I cannot overstate my reverence, admiration and love for Shiori. I have always thought that Takagi-sensei and Hitomi-san’s little labour of love was a true gem in London, and today I’m so happy to see it blossom even further in its 3 years or so, and that it is also appreciated by like-minded individuals like you. The greatest thing about Shiori is this personal sense of commitment, this journey which Takagi-san takes in order to source, prep and plate, all worked on by the same pair of hands. There are no herds of chefs sloshing about a massive kitchen, it’s just one man, his pride, his passion, to make good of his training and to cook a great meal. There are no substitutes here, it’s just Chef & wife (and two helpers) and when Takagi-san goes on vacation, so does the restaurant. It makes sense, in order to provide this standard of personability, the concentration and effort these Japanese chefs inject into their food really does limit the number of sittings. This unwavering commitment to achieve some sort of personal perfection, is a most admirable cultural trait. It’s an idealistic fantasy of hospitality, it’s poetic and beautiful even, watching the meal being meticulously constructed by Takagi-san, piece by piece, remains – for me at least – a moving experience.
Shiori is a special restaurant (that thoroughly deserves bookmarking) and comes with my highest recommendations.
PS: Also bumped into SkinnyBib on the same visit, do read his blog post too!
FYI: From now till 22nd Dec 2012, they are doing a promotion to knock 20% off dinner, 15% off lunch or free bottle of sake, see here.

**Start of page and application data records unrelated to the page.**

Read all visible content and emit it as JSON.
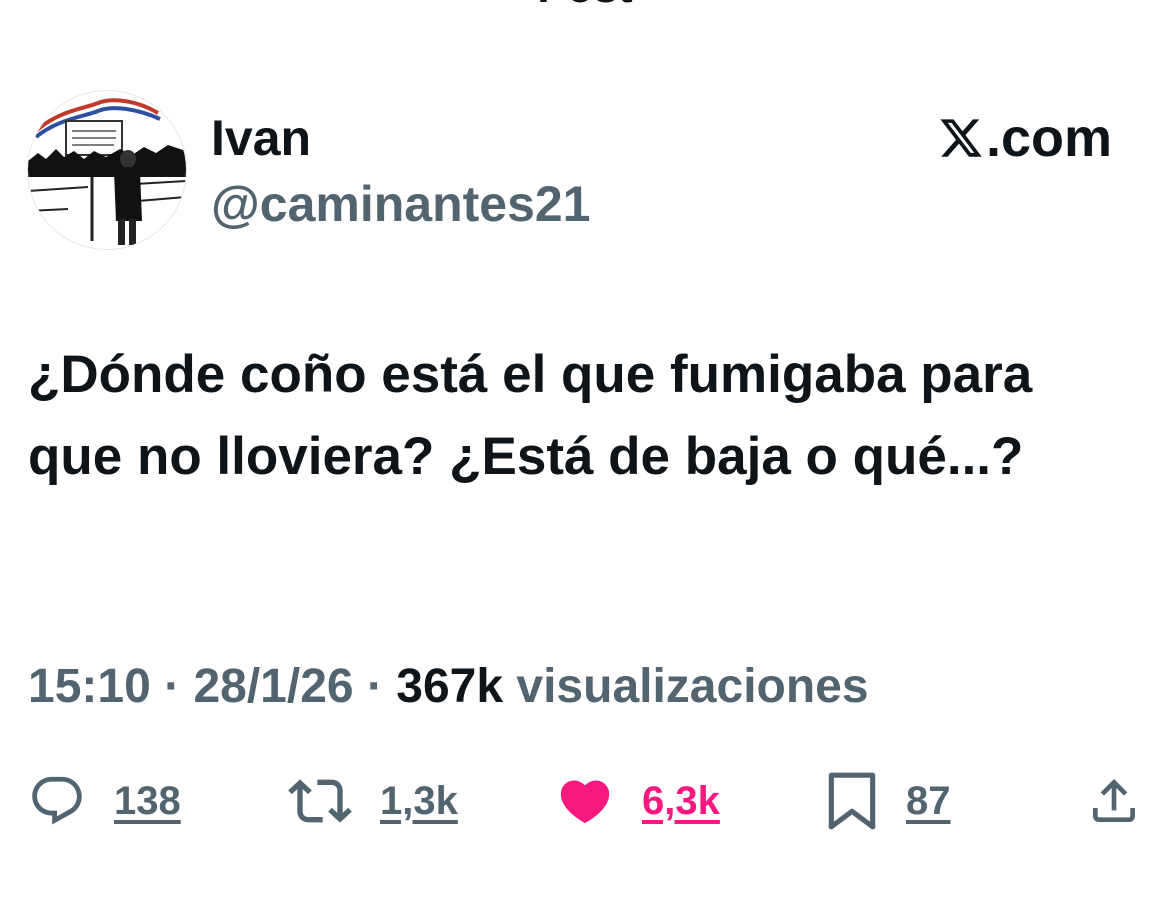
{
  "header": {
    "title": "Post"
  },
  "author": {
    "name": "Ivan",
    "handle": "@caminantes21"
  },
  "brand": {
    "domain": ".com",
    "logo_icon": "x-logo-icon"
  },
  "tweet": {
    "text": "¿Dónde coño está el que fumigaba para que no lloviera? ¿Está de baja o qué...?"
  },
  "meta": {
    "time": "15:10",
    "separator": "·",
    "date": "28/1/26",
    "views_count": "367k",
    "views_label": "visualizaciones"
  },
  "actions": {
    "replies": "138",
    "reposts": "1,3k",
    "likes": "6,3k",
    "bookmarks": "87"
  },
  "colors": {
    "text_primary": "#0f1419",
    "text_secondary": "#536471",
    "like_pink": "#f91880"
  }
}
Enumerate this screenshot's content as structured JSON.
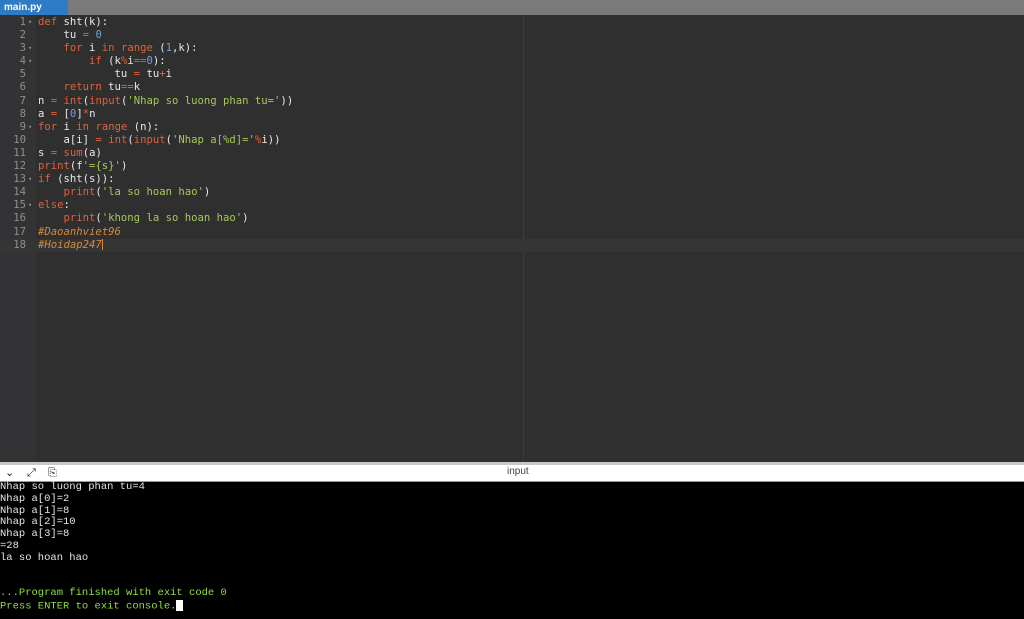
{
  "tab": {
    "label": "main.py"
  },
  "editor": {
    "active_line": 18,
    "folds": [
      1,
      3,
      4,
      9,
      13,
      15
    ],
    "lines": [
      [
        [
          "k",
          "def"
        ],
        [
          "p",
          " sht(k):"
        ]
      ],
      [
        [
          "p",
          "    tu "
        ],
        [
          "k",
          "="
        ],
        [
          "p",
          " "
        ],
        [
          "n",
          "0"
        ]
      ],
      [
        [
          "p",
          "    "
        ],
        [
          "k",
          "for"
        ],
        [
          "p",
          " i "
        ],
        [
          "k",
          "in"
        ],
        [
          "p",
          " "
        ],
        [
          "k",
          "range"
        ],
        [
          "p",
          " ("
        ],
        [
          "n",
          "1"
        ],
        [
          "p",
          ",k):"
        ]
      ],
      [
        [
          "p",
          "        "
        ],
        [
          "k",
          "if"
        ],
        [
          "p",
          " (k"
        ],
        [
          "k",
          "%"
        ],
        [
          "p",
          "i"
        ],
        [
          "k",
          "=="
        ],
        [
          "n",
          "0"
        ],
        [
          "p",
          "):"
        ]
      ],
      [
        [
          "p",
          "            tu "
        ],
        [
          "k",
          "="
        ],
        [
          "p",
          " tu"
        ],
        [
          "k",
          "+"
        ],
        [
          "p",
          "i"
        ]
      ],
      [
        [
          "p",
          "    "
        ],
        [
          "k",
          "return"
        ],
        [
          "p",
          " tu"
        ],
        [
          "k",
          "=="
        ],
        [
          "p",
          "k"
        ]
      ],
      [
        [
          "p",
          "n "
        ],
        [
          "k",
          "="
        ],
        [
          "p",
          " "
        ],
        [
          "k",
          "int"
        ],
        [
          "p",
          "("
        ],
        [
          "k",
          "input"
        ],
        [
          "p",
          "("
        ],
        [
          "s",
          "'Nhap so luong phan tu='"
        ],
        [
          "p",
          "))"
        ]
      ],
      [
        [
          "p",
          "a "
        ],
        [
          "k",
          "="
        ],
        [
          "p",
          " ["
        ],
        [
          "n",
          "0"
        ],
        [
          "p",
          "]"
        ],
        [
          "k",
          "*"
        ],
        [
          "p",
          "n"
        ]
      ],
      [
        [
          "k",
          "for"
        ],
        [
          "p",
          " i "
        ],
        [
          "k",
          "in"
        ],
        [
          "p",
          " "
        ],
        [
          "k",
          "range"
        ],
        [
          "p",
          " (n):"
        ]
      ],
      [
        [
          "p",
          "    a[i] "
        ],
        [
          "k",
          "="
        ],
        [
          "p",
          " "
        ],
        [
          "k",
          "int"
        ],
        [
          "p",
          "("
        ],
        [
          "k",
          "input"
        ],
        [
          "p",
          "("
        ],
        [
          "s",
          "'Nhap a[%d]='"
        ],
        [
          "k",
          "%"
        ],
        [
          "p",
          "i))"
        ]
      ],
      [
        [
          "p",
          "s "
        ],
        [
          "k",
          "="
        ],
        [
          "p",
          " "
        ],
        [
          "k",
          "sum"
        ],
        [
          "p",
          "(a)"
        ]
      ],
      [
        [
          "k",
          "print"
        ],
        [
          "p",
          "(f"
        ],
        [
          "s",
          "'={s}'"
        ],
        [
          "p",
          ")"
        ]
      ],
      [
        [
          "k",
          "if"
        ],
        [
          "p",
          " (sht(s)):"
        ]
      ],
      [
        [
          "p",
          "    "
        ],
        [
          "k",
          "print"
        ],
        [
          "p",
          "("
        ],
        [
          "s",
          "'la so hoan hao'"
        ],
        [
          "p",
          ")"
        ]
      ],
      [
        [
          "k",
          "else"
        ],
        [
          "p",
          ":"
        ]
      ],
      [
        [
          "p",
          "    "
        ],
        [
          "k",
          "print"
        ],
        [
          "p",
          "("
        ],
        [
          "s",
          "'khong la so hoan hao'"
        ],
        [
          "p",
          ")"
        ]
      ],
      [
        [
          "c",
          "#Daoanhviet96"
        ]
      ],
      [
        [
          "c",
          "#Hoidap247"
        ]
      ]
    ]
  },
  "console_toolbar": {
    "label": "input"
  },
  "console": {
    "lines": [
      "Nhap so luong phan tu=4",
      "Nhap a[0]=2",
      "Nhap a[1]=8",
      "Nhap a[2]=10",
      "Nhap a[3]=8",
      "=28",
      "la so hoan hao",
      "",
      ""
    ],
    "finished": "...Program finished with exit code 0",
    "press_enter": "Press ENTER to exit console."
  }
}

Kyoto Style Kaiseiki. £65 or £105pp
45 Moscow Road W2 4AH
TEL: 020 7221 9790